------ Study material

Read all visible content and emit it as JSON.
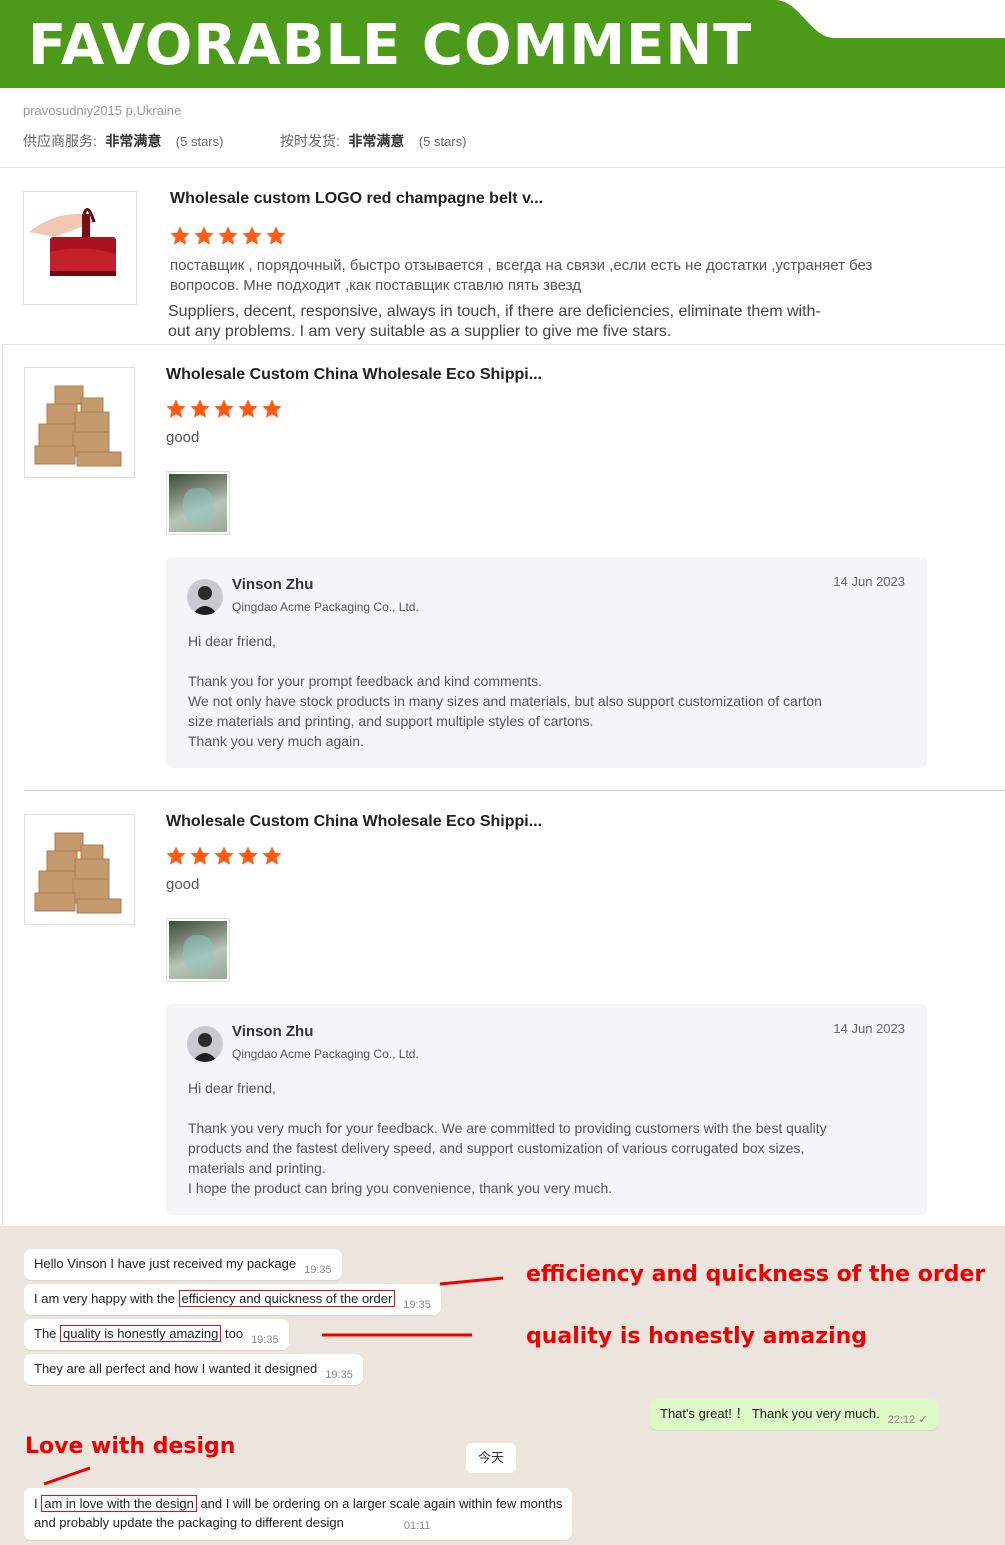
{
  "banner": {
    "title": "FAVORABLE COMMENT",
    "color": "#4c9a1a"
  },
  "reviewer": {
    "name_location": "pravosudniy2015 p,Ukraine",
    "ratings": [
      {
        "label": "供应商服务:",
        "value": "非常满意",
        "note": "(5 stars)"
      },
      {
        "label": "按时发货:",
        "value": "非常满意",
        "note": "(5 stars)"
      }
    ]
  },
  "reviews": [
    {
      "title": "Wholesale custom LOGO red champagne belt v...",
      "stars": 5,
      "text_ru": "поставщик , порядочный, быстро отзывается , всегда на связи ,если есть не достатки ,устраняет без вопросов. Мне подходит ,как поставщик ставлю пять звезд",
      "text_en_1": "Suppliers, decent, responsive, always in touch, if there are deficiencies, eliminate them with-",
      "text_en_2": "out any problems. I am very suitable as a supplier to give me five stars."
    },
    {
      "title": "Wholesale Custom China Wholesale Eco Shippi...",
      "stars": 5,
      "text": "good",
      "reply": {
        "name": "Vinson Zhu",
        "company": "Qingdao Acme Packaging Co., Ltd.",
        "date": "14 Jun 2023",
        "greeting": "Hi dear friend,",
        "line1": "Thank you for your prompt feedback and kind comments.",
        "line2": "We not only have stock products in many sizes and materials, but also support customization of carton",
        "line3": "size materials and printing, and support multiple styles of cartons.",
        "line4": "Thank you very much again."
      }
    },
    {
      "title": "Wholesale Custom China Wholesale Eco Shippi...",
      "stars": 5,
      "text": "good",
      "reply": {
        "name": "Vinson Zhu",
        "company": "Qingdao Acme Packaging Co., Ltd.",
        "date": "14 Jun 2023",
        "greeting": "Hi dear friend,",
        "line1": "Thank you very much for your feedback. We are committed to providing customers with the best quality",
        "line2": "products and the fastest delivery speed, and support customization of various corrugated box sizes,",
        "line3": "materials and printing.",
        "line4": "I hope the product can bring you convenience, thank you very much."
      }
    }
  ],
  "chat": {
    "m1": {
      "text": "Hello Vinson I have just received my package",
      "time": "19:35"
    },
    "m2": {
      "pre": "I am very happy with the ",
      "hl": "efficiency and quickness of the order",
      "post": "",
      "time": "19:35"
    },
    "m3": {
      "pre": "The ",
      "hl": "quality is honestly amazing",
      "post": " too",
      "time": "19:35"
    },
    "m4": {
      "text": "They are all perfect and how I wanted it designed",
      "time": "19:35"
    },
    "m5": {
      "text": "That's great! ！ Thank you very much.",
      "time": "22:12 ✓"
    },
    "day": "今天",
    "m6": {
      "pre": "I ",
      "hl": "am in love with the design",
      "post": " and I will be ordering on a larger scale again within few months",
      "line2": "and probably update the packaging to different design",
      "time": "01:11"
    },
    "annotations": {
      "a1": "efficiency and quickness of the order",
      "a2": "quality is honestly amazing",
      "a3": "Love with design"
    }
  },
  "colors": {
    "star": "#ff5a12",
    "annotation": "#e00000",
    "chat_bg": "#ece5dd"
  }
}
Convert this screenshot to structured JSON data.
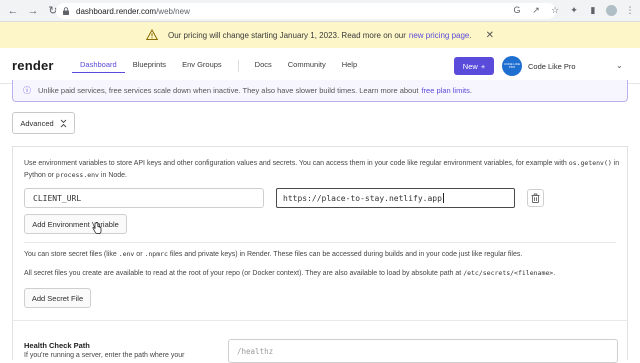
{
  "browser": {
    "url_host": "dashboard.render.com",
    "url_path": "/web/new"
  },
  "banner": {
    "text": "Our pricing will change starting January 1, 2023. Read more on our",
    "link": "new pricing page",
    "suffix": "."
  },
  "header": {
    "logo": "render",
    "nav": [
      "Dashboard",
      "Blueprints",
      "Env Groups",
      "Docs",
      "Community",
      "Help"
    ],
    "new_button": "New",
    "workspace_badge": "CODE LIKE PRO",
    "workspace_name": "Code Like Pro"
  },
  "info_strip": {
    "text": "Unlike paid services, free services scale down when inactive. They also have slower build times. Learn more about",
    "link": "free plan limits",
    "suffix": "."
  },
  "advanced_button": "Advanced",
  "env": {
    "intro_1": "Use environment variables to store API keys and other configuration values and secrets. You can access them in your code like regular environment variables, for example with",
    "code_1": "os.getenv()",
    "intro_2": "in Python or",
    "code_2": "process.env",
    "intro_3": "in Node.",
    "key": "CLIENT_URL",
    "value": "https://place-to-stay.netlify.app",
    "add_button": "Add Environment Variable"
  },
  "secrets": {
    "line1_a": "You can store secret files (like",
    "code_env": ".env",
    "line1_b": "or",
    "code_npmrc": ".npmrc",
    "line1_c": "files and private keys) in Render. These files can be accessed during builds and in your code just like regular files.",
    "line2_a": "All secret files you create are available to read at the root of your repo (or Docker context). They are also available to load by absolute path at",
    "code_path": "/etc/secrets/<filename>",
    "line2_b": ".",
    "add_button": "Add Secret File"
  },
  "health": {
    "title": "Health Check Path",
    "desc": "If you're running a server, enter the path where your",
    "placeholder": "/healthz"
  },
  "colors": {
    "accent": "#5b4bdb",
    "banner_bg": "#fdf6c8"
  }
}
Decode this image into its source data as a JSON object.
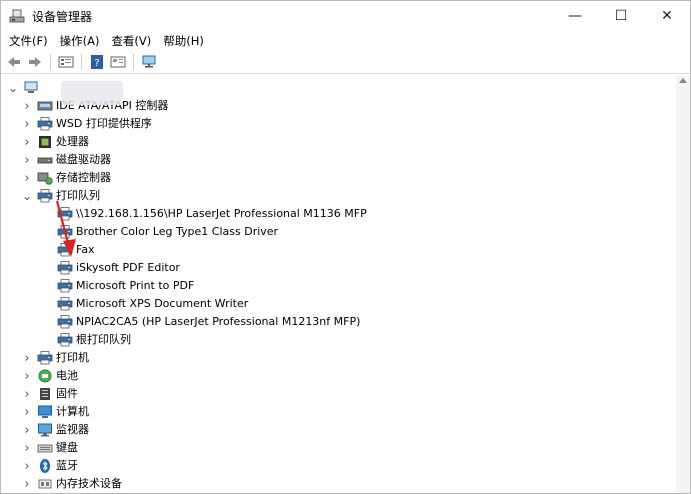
{
  "window": {
    "title": "设备管理器",
    "buttons": {
      "minimize": "—",
      "maximize": "☐",
      "close": "✕"
    }
  },
  "menu": [
    "文件(F)",
    "操作(A)",
    "查看(V)",
    "帮助(H)"
  ],
  "toolbar": [
    "back-icon",
    "forward-icon",
    "properties-icon",
    "help-icon",
    "view-icon",
    "monitor-icon"
  ],
  "tree": {
    "root": "",
    "categories": [
      {
        "label": "IDE ATA/ATAPI 控制器",
        "icon": "ide-controller-icon",
        "expanded": false
      },
      {
        "label": "WSD 打印提供程序",
        "icon": "printer-icon",
        "expanded": false
      },
      {
        "label": "处理器",
        "icon": "processor-icon",
        "expanded": false
      },
      {
        "label": "磁盘驱动器",
        "icon": "disk-drive-icon",
        "expanded": false
      },
      {
        "label": "存储控制器",
        "icon": "storage-controller-icon",
        "expanded": false
      },
      {
        "label": "打印队列",
        "icon": "printer-icon",
        "expanded": true,
        "children": [
          "\\\\192.168.1.156\\HP LaserJet Professional M1136 MFP",
          "Brother Color Leg Type1 Class Driver",
          "Fax",
          "iSkysoft PDF Editor",
          "Microsoft Print to PDF",
          "Microsoft XPS Document Writer",
          "NPIAC2CA5 (HP LaserJet Professional M1213nf MFP)",
          "根打印队列"
        ]
      },
      {
        "label": "打印机",
        "icon": "printer-icon",
        "expanded": false
      },
      {
        "label": "电池",
        "icon": "battery-icon",
        "expanded": false
      },
      {
        "label": "固件",
        "icon": "firmware-icon",
        "expanded": false
      },
      {
        "label": "计算机",
        "icon": "computer-icon",
        "expanded": false
      },
      {
        "label": "监视器",
        "icon": "monitor-icon",
        "expanded": false
      },
      {
        "label": "键盘",
        "icon": "keyboard-icon",
        "expanded": false
      },
      {
        "label": "蓝牙",
        "icon": "bluetooth-icon",
        "expanded": false
      },
      {
        "label": "内存技术设备",
        "icon": "memory-device-icon",
        "expanded": false
      }
    ]
  },
  "colors": {
    "annotation_arrow": "#e02020",
    "bluetooth": "#1565c0",
    "printer": "#3a6fa8"
  }
}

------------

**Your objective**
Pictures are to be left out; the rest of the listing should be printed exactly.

**Task output**
Read all visible content and emit it as JSON.
{
  "banner": {
    "title": "FAVORABLE COMMENT",
    "color": "#4c9a1a"
  },
  "reviewer": {
    "name_location": "pravosudniy2015 p,Ukraine",
    "ratings": [
      {
        "label": "供应商服务:",
        "value": "非常满意",
        "note": "(5 stars)"
      },
      {
        "label": "按时发货:",
        "value": "非常满意",
        "note": "(5 stars)"
      }
    ]
  },
  "reviews": [
    {
      "title": "Wholesale custom LOGO red champagne belt v...",
      "stars": 5,
      "text_ru": "поставщик , порядочный, быстро отзывается , всегда на связи ,если есть не достатки ,устраняет без вопросов. Мне подходит ,как поставщик ставлю пять звезд",
      "text_en_1": "Suppliers, decent, responsive, always in touch, if there are deficiencies, eliminate them with-",
      "text_en_2": "out any problems. I am very suitable as a supplier to give me five stars."
    },
    {
      "title": "Wholesale Custom China Wholesale Eco Shippi...",
      "stars": 5,
      "text": "good",
      "reply": {
        "name": "Vinson Zhu",
        "company": "Qingdao Acme Packaging Co., Ltd.",
        "date": "14 Jun 2023",
        "greeting": "Hi dear friend,",
        "line1": "Thank you for your prompt feedback and kind comments.",
        "line2": "We not only have stock products in many sizes and materials, but also support customization of carton",
        "line3": "size materials and printing, and support multiple styles of cartons.",
        "line4": "Thank you very much again."
      }
    },
    {
      "title": "Wholesale Custom China Wholesale Eco Shippi...",
      "stars": 5,
      "text": "good",
      "reply": {
        "name": "Vinson Zhu",
        "company": "Qingdao Acme Packaging Co., Ltd.",
        "date": "14 Jun 2023",
        "greeting": "Hi dear friend,",
        "line1": "Thank you very much for your feedback. We are committed to providing customers with the best quality",
        "line2": "products and the fastest delivery speed, and support customization of various corrugated box sizes,",
        "line3": "materials and printing.",
        "line4": "I hope the product can bring you convenience, thank you very much."
      }
    }
  ],
  "chat": {
    "m1": {
      "text": "Hello Vinson I have just received my package",
      "time": "19:35"
    },
    "m2": {
      "pre": "I am very happy with the ",
      "hl": "efficiency and quickness of the order",
      "post": "",
      "time": "19:35"
    },
    "m3": {
      "pre": "The ",
      "hl": "quality is honestly amazing",
      "post": " too",
      "time": "19:35"
    },
    "m4": {
      "text": "They are all perfect and how I wanted it designed",
      "time": "19:35"
    },
    "m5": {
      "text": "That's great! ！ Thank you very much.",
      "time": "22:12 ✓"
    },
    "day": "今天",
    "m6": {
      "pre": "I ",
      "hl": "am in love with the design",
      "post": " and I will be ordering on a larger scale again within few months",
      "line2": "and probably update the packaging to different design",
      "time": "01:11"
    },
    "annotations": {
      "a1": "efficiency and quickness of the order",
      "a2": "quality is honestly amazing",
      "a3": "Love with design"
    }
  },
  "colors": {
    "star": "#ff5a12",
    "annotation": "#e00000",
    "chat_bg": "#ece5dd"
  }
}
Convert this screenshot to structured JSON data.
{
  "browser": {
    "url_host": "dashboard.render.com",
    "url_path": "/web/new"
  },
  "banner": {
    "text": "Our pricing will change starting January 1, 2023. Read more on our",
    "link": "new pricing page",
    "suffix": "."
  },
  "header": {
    "logo": "render",
    "nav": [
      "Dashboard",
      "Blueprints",
      "Env Groups",
      "Docs",
      "Community",
      "Help"
    ],
    "new_button": "New",
    "workspace_badge": "CODE LIKE PRO",
    "workspace_name": "Code Like Pro"
  },
  "info_strip": {
    "text": "Unlike paid services, free services scale down when inactive. They also have slower build times. Learn more about",
    "link": "free plan limits",
    "suffix": "."
  },
  "advanced_button": "Advanced",
  "env": {
    "intro_1": "Use environment variables to store API keys and other configuration values and secrets. You can access them in your code like regular environment variables, for example with",
    "code_1": "os.getenv()",
    "intro_2": "in Python or",
    "code_2": "process.env",
    "intro_3": "in Node.",
    "key": "CLIENT_URL",
    "value": "https://place-to-stay.netlify.app",
    "add_button": "Add Environment Variable"
  },
  "secrets": {
    "line1_a": "You can store secret files (like",
    "code_env": ".env",
    "line1_b": "or",
    "code_npmrc": ".npmrc",
    "line1_c": "files and private keys) in Render. These files can be accessed during builds and in your code just like regular files.",
    "line2_a": "All secret files you create are available to read at the root of your repo (or Docker context). They are also available to load by absolute path at",
    "code_path": "/etc/secrets/<filename>",
    "line2_b": ".",
    "add_button": "Add Secret File"
  },
  "health": {
    "title": "Health Check Path",
    "desc": "If you're running a server, enter the path where your",
    "placeholder": "/healthz"
  },
  "colors": {
    "accent": "#5b4bdb",
    "banner_bg": "#fdf6c8"
  }
}
Decode this image into its source data as a JSON object.
{
  "window": {
    "title": "设备管理器",
    "buttons": {
      "minimize": "—",
      "maximize": "☐",
      "close": "✕"
    }
  },
  "menu": [
    "文件(F)",
    "操作(A)",
    "查看(V)",
    "帮助(H)"
  ],
  "toolbar": [
    "back-icon",
    "forward-icon",
    "properties-icon",
    "help-icon",
    "view-icon",
    "monitor-icon"
  ],
  "tree": {
    "root": "",
    "categories": [
      {
        "label": "IDE ATA/ATAPI 控制器",
        "icon": "ide-controller-icon",
        "expanded": false
      },
      {
        "label": "WSD 打印提供程序",
        "icon": "printer-icon",
        "expanded": false
      },
      {
        "label": "处理器",
        "icon": "processor-icon",
        "expanded": false
      },
      {
        "label": "磁盘驱动器",
        "icon": "disk-drive-icon",
        "expanded": false
      },
      {
        "label": "存储控制器",
        "icon": "storage-controller-icon",
        "expanded": false
      },
      {
        "label": "打印队列",
        "icon": "printer-icon",
        "expanded": true,
        "children": [
          "\\\\192.168.1.156\\HP LaserJet Professional M1136 MFP",
          "Brother Color Leg Type1 Class Driver",
          "Fax",
          "iSkysoft PDF Editor",
          "Microsoft Print to PDF",
          "Microsoft XPS Document Writer",
          "NPIAC2CA5 (HP LaserJet Professional M1213nf MFP)",
          "根打印队列"
        ]
      },
      {
        "label": "打印机",
        "icon": "printer-icon",
        "expanded": false
      },
      {
        "label": "电池",
        "icon": "battery-icon",
        "expanded": false
      },
      {
        "label": "固件",
        "icon": "firmware-icon",
        "expanded": false
      },
      {
        "label": "计算机",
        "icon": "computer-icon",
        "expanded": false
      },
      {
        "label": "监视器",
        "icon": "monitor-icon",
        "expanded": false
      },
      {
        "label": "键盘",
        "icon": "keyboard-icon",
        "expanded": false
      },
      {
        "label": "蓝牙",
        "icon": "bluetooth-icon",
        "expanded": false
      },
      {
        "label": "内存技术设备",
        "icon": "memory-device-icon",
        "expanded": false
      }
    ]
  },
  "colors": {
    "annotation_arrow": "#e02020",
    "bluetooth": "#1565c0",
    "printer": "#3a6fa8"
  }
}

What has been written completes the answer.